Can you restate the records below word for word?
Segment Start: Listed entries
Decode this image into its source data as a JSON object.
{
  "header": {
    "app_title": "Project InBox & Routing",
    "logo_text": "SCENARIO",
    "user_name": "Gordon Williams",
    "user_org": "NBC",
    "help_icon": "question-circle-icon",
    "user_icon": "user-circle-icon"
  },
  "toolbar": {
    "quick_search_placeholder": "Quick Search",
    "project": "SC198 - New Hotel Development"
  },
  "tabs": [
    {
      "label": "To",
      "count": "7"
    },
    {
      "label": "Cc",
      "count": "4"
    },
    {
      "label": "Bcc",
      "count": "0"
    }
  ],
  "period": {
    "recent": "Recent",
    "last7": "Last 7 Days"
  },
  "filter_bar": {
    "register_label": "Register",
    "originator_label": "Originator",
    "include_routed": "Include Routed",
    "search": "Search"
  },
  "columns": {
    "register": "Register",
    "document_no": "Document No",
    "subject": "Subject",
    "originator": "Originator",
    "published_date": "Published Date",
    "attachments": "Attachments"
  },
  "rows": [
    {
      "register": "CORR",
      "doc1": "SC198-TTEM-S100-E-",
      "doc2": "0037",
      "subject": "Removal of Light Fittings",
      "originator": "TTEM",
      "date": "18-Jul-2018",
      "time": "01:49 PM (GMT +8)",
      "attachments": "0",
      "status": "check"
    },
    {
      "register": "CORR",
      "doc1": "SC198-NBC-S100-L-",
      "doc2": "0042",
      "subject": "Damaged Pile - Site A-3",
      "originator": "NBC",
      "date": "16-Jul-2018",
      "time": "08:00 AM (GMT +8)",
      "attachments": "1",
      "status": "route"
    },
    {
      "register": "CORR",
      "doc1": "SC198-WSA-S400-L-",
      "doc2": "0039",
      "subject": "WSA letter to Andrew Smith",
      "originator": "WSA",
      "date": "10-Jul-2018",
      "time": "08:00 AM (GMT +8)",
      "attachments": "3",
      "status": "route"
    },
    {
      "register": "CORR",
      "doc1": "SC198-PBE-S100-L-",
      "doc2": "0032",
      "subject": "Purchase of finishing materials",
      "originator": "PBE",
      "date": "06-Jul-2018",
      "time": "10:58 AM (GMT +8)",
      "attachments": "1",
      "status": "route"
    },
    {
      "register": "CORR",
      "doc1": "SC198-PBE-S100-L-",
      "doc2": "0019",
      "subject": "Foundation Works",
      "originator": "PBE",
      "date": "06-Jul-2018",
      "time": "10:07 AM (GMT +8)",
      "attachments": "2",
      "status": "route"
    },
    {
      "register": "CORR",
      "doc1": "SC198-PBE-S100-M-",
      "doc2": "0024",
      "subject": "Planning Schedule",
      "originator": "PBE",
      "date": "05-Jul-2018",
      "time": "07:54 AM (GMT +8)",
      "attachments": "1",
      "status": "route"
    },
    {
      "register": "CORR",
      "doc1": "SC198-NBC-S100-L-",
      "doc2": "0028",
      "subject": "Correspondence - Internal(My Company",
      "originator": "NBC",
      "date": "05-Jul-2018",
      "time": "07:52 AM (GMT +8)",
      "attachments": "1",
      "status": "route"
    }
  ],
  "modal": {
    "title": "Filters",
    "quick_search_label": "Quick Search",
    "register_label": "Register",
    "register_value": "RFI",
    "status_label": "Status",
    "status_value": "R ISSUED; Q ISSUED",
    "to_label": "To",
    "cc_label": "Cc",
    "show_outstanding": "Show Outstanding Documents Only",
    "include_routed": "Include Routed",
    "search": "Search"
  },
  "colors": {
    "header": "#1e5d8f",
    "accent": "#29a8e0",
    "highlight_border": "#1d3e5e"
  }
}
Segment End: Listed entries
Exercise result —
Decode this image into its source data as a JSON object.
{
  "header": {
    "app_title": "Project InBox & Routing",
    "logo_text": "SCENARIO",
    "user_name": "Gordon Williams",
    "user_org": "NBC",
    "help_icon": "question-circle-icon",
    "user_icon": "user-circle-icon"
  },
  "toolbar": {
    "quick_search_placeholder": "Quick Search",
    "project": "SC198 - New Hotel Development"
  },
  "tabs": [
    {
      "label": "To",
      "count": "7"
    },
    {
      "label": "Cc",
      "count": "4"
    },
    {
      "label": "Bcc",
      "count": "0"
    }
  ],
  "period": {
    "recent": "Recent",
    "last7": "Last 7 Days"
  },
  "filter_bar": {
    "register_label": "Register",
    "originator_label": "Originator",
    "include_routed": "Include Routed",
    "search": "Search"
  },
  "columns": {
    "register": "Register",
    "document_no": "Document No",
    "subject": "Subject",
    "originator": "Originator",
    "published_date": "Published Date",
    "attachments": "Attachments"
  },
  "rows": [
    {
      "register": "CORR",
      "doc1": "SC198-TTEM-S100-E-",
      "doc2": "0037",
      "subject": "Removal of Light Fittings",
      "originator": "TTEM",
      "date": "18-Jul-2018",
      "time": "01:49 PM (GMT +8)",
      "attachments": "0",
      "status": "check"
    },
    {
      "register": "CORR",
      "doc1": "SC198-NBC-S100-L-",
      "doc2": "0042",
      "subject": "Damaged Pile - Site A-3",
      "originator": "NBC",
      "date": "16-Jul-2018",
      "time": "08:00 AM (GMT +8)",
      "attachments": "1",
      "status": "route"
    },
    {
      "register": "CORR",
      "doc1": "SC198-WSA-S400-L-",
      "doc2": "0039",
      "subject": "WSA letter to Andrew Smith",
      "originator": "WSA",
      "date": "10-Jul-2018",
      "time": "08:00 AM (GMT +8)",
      "attachments": "3",
      "status": "route"
    },
    {
      "register": "CORR",
      "doc1": "SC198-PBE-S100-L-",
      "doc2": "0032",
      "subject": "Purchase of finishing materials",
      "originator": "PBE",
      "date": "06-Jul-2018",
      "time": "10:58 AM (GMT +8)",
      "attachments": "1",
      "status": "route"
    },
    {
      "register": "CORR",
      "doc1": "SC198-PBE-S100-L-",
      "doc2": "0019",
      "subject": "Foundation Works",
      "originator": "PBE",
      "date": "06-Jul-2018",
      "time": "10:07 AM (GMT +8)",
      "attachments": "2",
      "status": "route"
    },
    {
      "register": "CORR",
      "doc1": "SC198-PBE-S100-M-",
      "doc2": "0024",
      "subject": "Planning Schedule",
      "originator": "PBE",
      "date": "05-Jul-2018",
      "time": "07:54 AM (GMT +8)",
      "attachments": "1",
      "status": "route"
    },
    {
      "register": "CORR",
      "doc1": "SC198-NBC-S100-L-",
      "doc2": "0028",
      "subject": "Correspondence - Internal(My Company",
      "originator": "NBC",
      "date": "05-Jul-2018",
      "time": "07:52 AM (GMT +8)",
      "attachments": "1",
      "status": "route"
    }
  ],
  "modal": {
    "title": "Filters",
    "quick_search_label": "Quick Search",
    "register_label": "Register",
    "register_value": "RFI",
    "status_label": "Status",
    "status_value": "R ISSUED; Q ISSUED",
    "to_label": "To",
    "cc_label": "Cc",
    "show_outstanding": "Show Outstanding Documents Only",
    "include_routed": "Include Routed",
    "search": "Search"
  },
  "colors": {
    "header": "#1e5d8f",
    "accent": "#29a8e0",
    "highlight_border": "#1d3e5e"
  }
}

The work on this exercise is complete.